Start of MATERIAL SUPPLIED

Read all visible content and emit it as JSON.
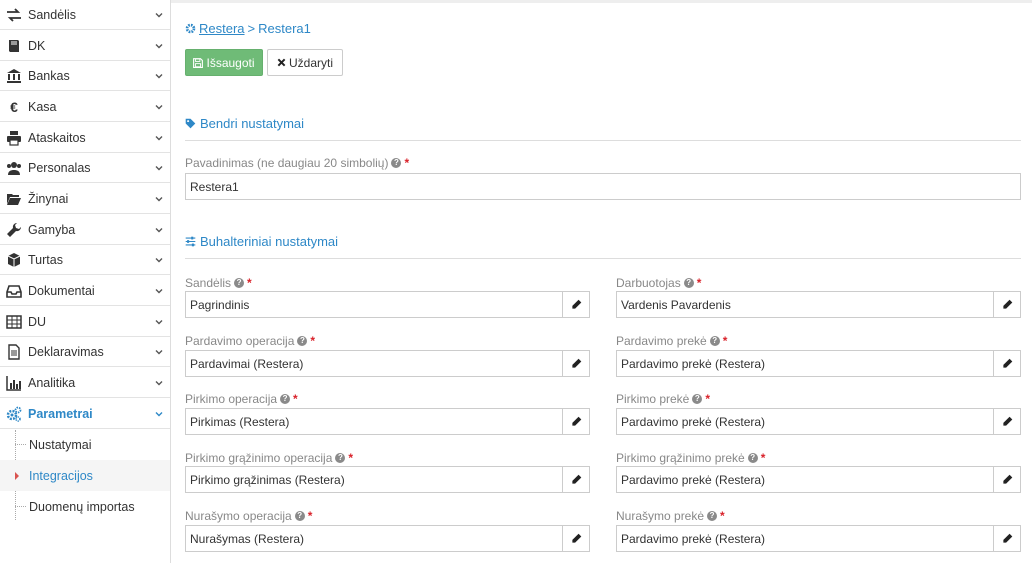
{
  "sidebar": {
    "items": [
      {
        "label": "Sandėlis",
        "icon": "exchange-icon"
      },
      {
        "label": "DK",
        "icon": "book-icon"
      },
      {
        "label": "Bankas",
        "icon": "bank-icon"
      },
      {
        "label": "Kasa",
        "icon": "euro-icon"
      },
      {
        "label": "Ataskaitos",
        "icon": "print-icon"
      },
      {
        "label": "Personalas",
        "icon": "users-icon"
      },
      {
        "label": "Žinynai",
        "icon": "folder-open-icon"
      },
      {
        "label": "Gamyba",
        "icon": "wrench-icon"
      },
      {
        "label": "Turtas",
        "icon": "cube-icon"
      },
      {
        "label": "Dokumentai",
        "icon": "inbox-icon"
      },
      {
        "label": "DU",
        "icon": "table-icon"
      },
      {
        "label": "Deklaravimas",
        "icon": "file-text-icon"
      },
      {
        "label": "Analitika",
        "icon": "bar-chart-icon"
      },
      {
        "label": "Parametrai",
        "icon": "cogs-icon"
      }
    ],
    "subitems": [
      {
        "label": "Nustatymai"
      },
      {
        "label": "Integracijos"
      },
      {
        "label": "Duomenų importas"
      }
    ]
  },
  "breadcrumb": {
    "parent": "Restera",
    "separator": ">",
    "current": "Restera1"
  },
  "toolbar": {
    "save_label": "Išsaugoti",
    "close_label": "Uždaryti"
  },
  "sections": {
    "general": "Bendri nustatymai",
    "accounting": "Buhalteriniai nustatymai"
  },
  "fields": {
    "name": {
      "label": "Pavadinimas (ne daugiau 20 simbolių)",
      "value": "Restera1"
    },
    "warehouse": {
      "label": "Sandėlis",
      "value": "Pagrindinis"
    },
    "employee": {
      "label": "Darbuotojas",
      "value": "Vardenis Pavardenis"
    },
    "sale_operation": {
      "label": "Pardavimo operacija",
      "value": "Pardavimai (Restera)"
    },
    "sale_product": {
      "label": "Pardavimo prekė",
      "value": "Pardavimo prekė (Restera)"
    },
    "purchase_operation": {
      "label": "Pirkimo operacija",
      "value": "Pirkimas (Restera)"
    },
    "purchase_product": {
      "label": "Pirkimo prekė",
      "value": "Pardavimo prekė (Restera)"
    },
    "purchase_return_operation": {
      "label": "Pirkimo grąžinimo operacija",
      "value": "Pirkimo grąžinimas (Restera)"
    },
    "purchase_return_product": {
      "label": "Pirkimo grąžinimo prekė",
      "value": "Pardavimo prekė (Restera)"
    },
    "writeoff_operation": {
      "label": "Nurašymo operacija",
      "value": "Nurašymas (Restera)"
    },
    "writeoff_product": {
      "label": "Nurašymo prekė",
      "value": "Pardavimo prekė (Restera)"
    }
  },
  "colors": {
    "accent": "#2e88c7",
    "save_button": "#6fbb77",
    "required": "#d9222a"
  }
}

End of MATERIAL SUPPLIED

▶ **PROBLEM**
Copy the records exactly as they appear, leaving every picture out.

▶ **REPLY TO THE EXERCISE**
Read all visible content and emit it as JSON.
{
  "sidebar": {
    "items": [
      {
        "label": "Sandėlis",
        "icon": "exchange-icon"
      },
      {
        "label": "DK",
        "icon": "book-icon"
      },
      {
        "label": "Bankas",
        "icon": "bank-icon"
      },
      {
        "label": "Kasa",
        "icon": "euro-icon"
      },
      {
        "label": "Ataskaitos",
        "icon": "print-icon"
      },
      {
        "label": "Personalas",
        "icon": "users-icon"
      },
      {
        "label": "Žinynai",
        "icon": "folder-open-icon"
      },
      {
        "label": "Gamyba",
        "icon": "wrench-icon"
      },
      {
        "label": "Turtas",
        "icon": "cube-icon"
      },
      {
        "label": "Dokumentai",
        "icon": "inbox-icon"
      },
      {
        "label": "DU",
        "icon": "table-icon"
      },
      {
        "label": "Deklaravimas",
        "icon": "file-text-icon"
      },
      {
        "label": "Analitika",
        "icon": "bar-chart-icon"
      },
      {
        "label": "Parametrai",
        "icon": "cogs-icon"
      }
    ],
    "subitems": [
      {
        "label": "Nustatymai"
      },
      {
        "label": "Integracijos"
      },
      {
        "label": "Duomenų importas"
      }
    ]
  },
  "breadcrumb": {
    "parent": "Restera",
    "separator": ">",
    "current": "Restera1"
  },
  "toolbar": {
    "save_label": "Išsaugoti",
    "close_label": "Uždaryti"
  },
  "sections": {
    "general": "Bendri nustatymai",
    "accounting": "Buhalteriniai nustatymai"
  },
  "fields": {
    "name": {
      "label": "Pavadinimas (ne daugiau 20 simbolių)",
      "value": "Restera1"
    },
    "warehouse": {
      "label": "Sandėlis",
      "value": "Pagrindinis"
    },
    "employee": {
      "label": "Darbuotojas",
      "value": "Vardenis Pavardenis"
    },
    "sale_operation": {
      "label": "Pardavimo operacija",
      "value": "Pardavimai (Restera)"
    },
    "sale_product": {
      "label": "Pardavimo prekė",
      "value": "Pardavimo prekė (Restera)"
    },
    "purchase_operation": {
      "label": "Pirkimo operacija",
      "value": "Pirkimas (Restera)"
    },
    "purchase_product": {
      "label": "Pirkimo prekė",
      "value": "Pardavimo prekė (Restera)"
    },
    "purchase_return_operation": {
      "label": "Pirkimo grąžinimo operacija",
      "value": "Pirkimo grąžinimas (Restera)"
    },
    "purchase_return_product": {
      "label": "Pirkimo grąžinimo prekė",
      "value": "Pardavimo prekė (Restera)"
    },
    "writeoff_operation": {
      "label": "Nurašymo operacija",
      "value": "Nurašymas (Restera)"
    },
    "writeoff_product": {
      "label": "Nurašymo prekė",
      "value": "Pardavimo prekė (Restera)"
    }
  },
  "colors": {
    "accent": "#2e88c7",
    "save_button": "#6fbb77",
    "required": "#d9222a"
  }
}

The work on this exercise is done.